In time we’ll find out what the official NRS calendar looks like and if Drake is able to improve the local racing scene early in his tenure. We’ll learn a little more about Bennelong, SwissWellness, Cervélo, and other companies that invest in a sport that they are passionate about, one that they believe has a positive image, and solid core of followers.
We’ll watch when the opportunity presents. We’ll cheer when we’ve seen some good racing. We’ll visit the stand and test ride bikes. We’ll kick a few tyres, talk some talk, laugh a little, grumble out of habit… and we’ll keep coming back for more because this is cycling.
There’s only one rider who wins the race but there’s a big community who appreciates the effort that goes into that one moment of jubilation. Congrats Sam Crome, yours was a fine win and it prompted a commentary that extends beyond the typical race report, one that considers the work of those who are plying away behind the scenes.
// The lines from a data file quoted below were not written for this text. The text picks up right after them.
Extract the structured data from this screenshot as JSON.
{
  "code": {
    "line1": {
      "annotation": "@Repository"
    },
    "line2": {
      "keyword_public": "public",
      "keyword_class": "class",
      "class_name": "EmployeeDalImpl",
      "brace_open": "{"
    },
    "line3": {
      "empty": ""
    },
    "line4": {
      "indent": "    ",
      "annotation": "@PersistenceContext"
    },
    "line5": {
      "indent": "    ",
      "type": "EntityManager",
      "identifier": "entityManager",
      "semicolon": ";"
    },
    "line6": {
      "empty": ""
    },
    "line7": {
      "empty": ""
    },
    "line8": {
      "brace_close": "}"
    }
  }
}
I look forward to seeing what comes next from you, your team, and your sponsors.
– By Rob Arnold